## EXERCISE
Every line in the records below with the string "GetComponent" needs to be copied out.

## Collection entries

**********

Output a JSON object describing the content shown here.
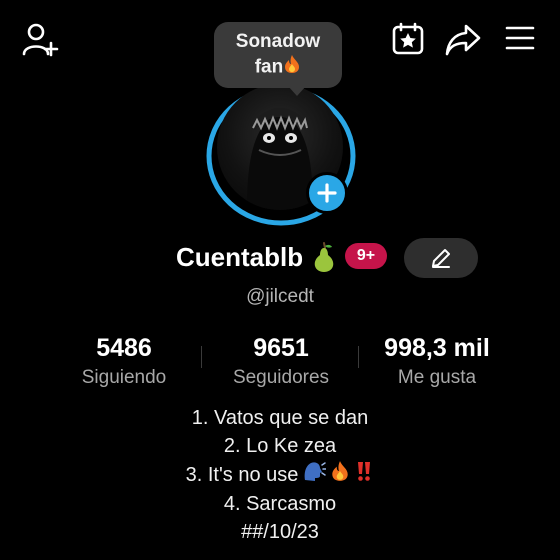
{
  "header": {
    "add_friend_icon": "person-add-icon",
    "calendar_icon": "calendar-star-icon",
    "share_icon": "share-icon",
    "menu_icon": "hamburger-menu-icon"
  },
  "bubble": {
    "line1": "Sonadow",
    "line2": "fan"
  },
  "profile": {
    "display_name": "Cuentablb",
    "badge_count": "9+",
    "handle": "@jilcedt"
  },
  "stats": [
    {
      "value": "5486",
      "label": "Siguiendo"
    },
    {
      "value": "9651",
      "label": "Seguidores"
    },
    {
      "value": "998,3 mil",
      "label": "Me gusta"
    }
  ],
  "bio": {
    "line1": "1. Vatos que se dan",
    "line2": "2. Lo Ke zea",
    "line3": "3. It's no use",
    "line4": "4. Sarcasmo",
    "line5": "##/10/23"
  },
  "colors": {
    "background": "#000000",
    "ring": "#2aa7e6",
    "badge": "#c5144a",
    "edit_button": "#2e2e2e"
  }
}
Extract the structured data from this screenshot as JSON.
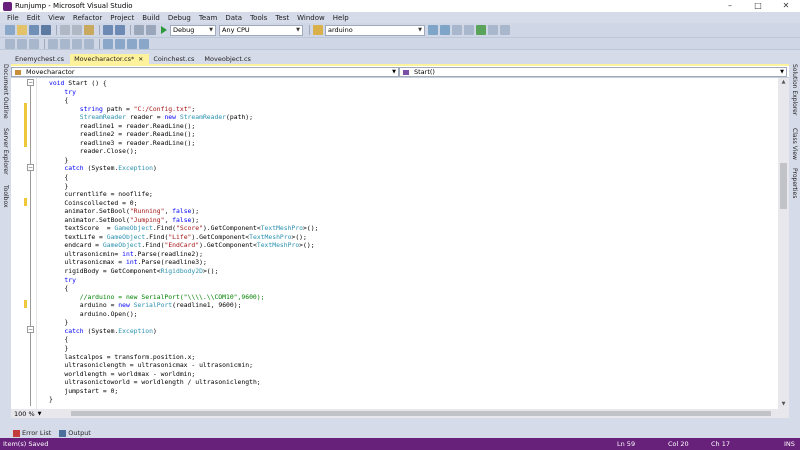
{
  "window": {
    "title": "Runjump - Microsoft Visual Studio"
  },
  "menu": [
    "File",
    "Edit",
    "View",
    "Refactor",
    "Project",
    "Build",
    "Debug",
    "Team",
    "Data",
    "Tools",
    "Test",
    "Window",
    "Help"
  ],
  "toolbar": {
    "config": "Debug",
    "platform": "Any CPU",
    "project": "arduino"
  },
  "left_rail": [
    "Document Outline",
    "Server Explorer",
    "Toolbox"
  ],
  "right_rail": [
    "Solution Explorer",
    "Class View",
    "Properties"
  ],
  "tabs": [
    {
      "label": "Enemychest.cs",
      "active": false
    },
    {
      "label": "Movecharactor.cs*",
      "active": true
    },
    {
      "label": "Coinchest.cs",
      "active": false
    },
    {
      "label": "Moveobject.cs",
      "active": false
    }
  ],
  "nav": {
    "class_combo": "Movecharactor",
    "member_combo": "Start()"
  },
  "code_lines": [
    "void Start () {",
    "    try",
    "    {",
    "        string path = \"C:/Config.txt\";",
    "        StreamReader reader = new StreamReader(path);",
    "        readline1 = reader.ReadLine();",
    "        readline2 = reader.ReadLine();",
    "        readline3 = reader.ReadLine();",
    "        reader.Close();",
    "    }",
    "    catch (System.Exception)",
    "    {",
    "    }",
    "    currentlife = nooflife;",
    "    Coinscollected = 0;",
    "    animator.SetBool(\"Running\", false);",
    "    animator.SetBool(\"Jumping\", false);",
    "    textScore  = GameObject.Find(\"Score\").GetComponent<TextMeshPro>();",
    "    textLife = GameObject.Find(\"Life\").GetComponent<TextMeshPro>();",
    "    endcard = GameObject.Find(\"EndCard\").GetComponent<TextMeshPro>();",
    "    ultrasonicmin= int.Parse(readline2);",
    "    ultrasonicmax = int.Parse(readline3);",
    "    rigidBody = GetComponent<Rigidbody2D>();",
    "    try",
    "    {",
    "        //arduino = new SerialPort(\"\\\\\\\\.\\\\COM10\",9600);",
    "        arduino = new SerialPort(readline1, 9600);",
    "        arduino.Open();",
    "    }",
    "    catch (System.Exception)",
    "    {",
    "    }",
    "    lastcalpos = transform.position.x;",
    "    ultrasoniclength = ultrasonicmax - ultrasonicmin;",
    "    worldlength = worldmax - worldmin;",
    "    ultrasonictoworld = worldlength / ultrasoniclength;",
    "    jumpstart = 0;",
    "}"
  ],
  "zoom": "100 %",
  "bottom_tabs": [
    "Error List",
    "Output"
  ],
  "status": {
    "message": "Item(s) Saved",
    "line": "Ln 59",
    "col": "Col 20",
    "ch": "Ch 17",
    "mode": "INS"
  },
  "colors": {
    "accent": "#68217a",
    "active_tab": "#fff29d",
    "keyword": "#0000ff",
    "string": "#a31515",
    "type": "#2b91af",
    "comment": "#008000"
  }
}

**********

## SOLUTION
    "    textScore  = GameObject.Find(\"Score\").GetComponent<TextMeshPro>();",
    "    textLife = GameObject.Find(\"Life\").GetComponent<TextMeshPro>();",
    "    endcard = GameObject.Find(\"EndCard\").GetComponent<TextMeshPro>();",
    "    rigidBody = GetComponent<Rigidbody2D>();",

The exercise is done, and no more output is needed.